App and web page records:
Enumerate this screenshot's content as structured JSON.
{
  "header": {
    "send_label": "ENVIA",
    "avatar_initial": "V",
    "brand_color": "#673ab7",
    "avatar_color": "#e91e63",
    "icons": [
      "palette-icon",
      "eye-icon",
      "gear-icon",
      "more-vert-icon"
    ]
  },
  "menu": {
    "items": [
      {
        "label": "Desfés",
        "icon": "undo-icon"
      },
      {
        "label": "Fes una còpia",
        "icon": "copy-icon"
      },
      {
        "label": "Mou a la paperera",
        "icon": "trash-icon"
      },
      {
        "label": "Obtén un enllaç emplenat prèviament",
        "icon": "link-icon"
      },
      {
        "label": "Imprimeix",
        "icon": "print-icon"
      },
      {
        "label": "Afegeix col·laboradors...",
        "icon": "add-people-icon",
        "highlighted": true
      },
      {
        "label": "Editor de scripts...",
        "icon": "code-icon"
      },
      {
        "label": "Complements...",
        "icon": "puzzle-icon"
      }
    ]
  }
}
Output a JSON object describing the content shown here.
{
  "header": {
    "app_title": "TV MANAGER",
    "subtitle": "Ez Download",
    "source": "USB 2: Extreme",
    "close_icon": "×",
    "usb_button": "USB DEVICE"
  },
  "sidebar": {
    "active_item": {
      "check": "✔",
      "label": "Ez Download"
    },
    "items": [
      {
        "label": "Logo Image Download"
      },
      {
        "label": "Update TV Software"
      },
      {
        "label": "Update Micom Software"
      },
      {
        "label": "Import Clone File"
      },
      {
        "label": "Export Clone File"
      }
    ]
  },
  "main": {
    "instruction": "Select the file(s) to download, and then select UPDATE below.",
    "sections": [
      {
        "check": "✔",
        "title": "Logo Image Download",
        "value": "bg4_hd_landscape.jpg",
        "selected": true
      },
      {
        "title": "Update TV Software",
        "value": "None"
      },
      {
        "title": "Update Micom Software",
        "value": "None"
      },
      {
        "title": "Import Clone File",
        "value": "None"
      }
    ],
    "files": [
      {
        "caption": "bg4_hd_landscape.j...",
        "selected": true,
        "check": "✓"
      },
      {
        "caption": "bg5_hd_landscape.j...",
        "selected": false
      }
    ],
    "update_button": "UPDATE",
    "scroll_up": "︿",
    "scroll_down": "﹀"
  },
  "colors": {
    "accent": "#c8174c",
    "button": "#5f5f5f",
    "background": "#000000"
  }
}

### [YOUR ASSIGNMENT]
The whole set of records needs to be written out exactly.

### [RESPONSE BOX]
Enumerate this screenshot's content as structured JSON.
{
  "header": {
    "send_label": "ENVIA",
    "avatar_initial": "V",
    "brand_color": "#673ab7",
    "avatar_color": "#e91e63",
    "icons": [
      "palette-icon",
      "eye-icon",
      "gear-icon",
      "more-vert-icon"
    ]
  },
  "menu": {
    "items": [
      {
        "label": "Desfés",
        "icon": "undo-icon"
      },
      {
        "label": "Fes una còpia",
        "icon": "copy-icon"
      },
      {
        "label": "Mou a la paperera",
        "icon": "trash-icon"
      },
      {
        "label": "Obtén un enllaç emplenat prèviament",
        "icon": "link-icon"
      },
      {
        "label": "Imprimeix",
        "icon": "print-icon"
      },
      {
        "label": "Afegeix col·laboradors...",
        "icon": "add-people-icon",
        "highlighted": true
      },
      {
        "label": "Editor de scripts...",
        "icon": "code-icon"
      },
      {
        "label": "Complements...",
        "icon": "puzzle-icon"
      }
    ]
  }
}
Output a JSON object describing the content shown here.
{
  "header": {
    "app_title": "TV MANAGER",
    "subtitle": "Ez Download",
    "source": "USB 2: Extreme",
    "close_icon": "×",
    "usb_button": "USB DEVICE"
  },
  "sidebar": {
    "active_item": {
      "check": "✔",
      "label": "Ez Download"
    },
    "items": [
      {
        "label": "Logo Image Download"
      },
      {
        "label": "Update TV Software"
      },
      {
        "label": "Update Micom Software"
      },
      {
        "label": "Import Clone File"
      },
      {
        "label": "Export Clone File"
      }
    ]
  },
  "main": {
    "instruction": "Select the file(s) to download, and then select UPDATE below.",
    "sections": [
      {
        "check": "✔",
        "title": "Logo Image Download",
        "value": "bg4_hd_landscape.jpg",
        "selected": true
      },
      {
        "title": "Update TV Software",
        "value": "None"
      },
      {
        "title": "Update Micom Software",
        "value": "None"
      },
      {
        "title": "Import Clone File",
        "value": "None"
      }
    ],
    "files": [
      {
        "caption": "bg4_hd_landscape.j...",
        "selected": true,
        "check": "✓"
      },
      {
        "caption": "bg5_hd_landscape.j...",
        "selected": false
      }
    ],
    "update_button": "UPDATE",
    "scroll_up": "︿",
    "scroll_down": "﹀"
  },
  "colors": {
    "accent": "#c8174c",
    "button": "#5f5f5f",
    "background": "#000000"
  }
}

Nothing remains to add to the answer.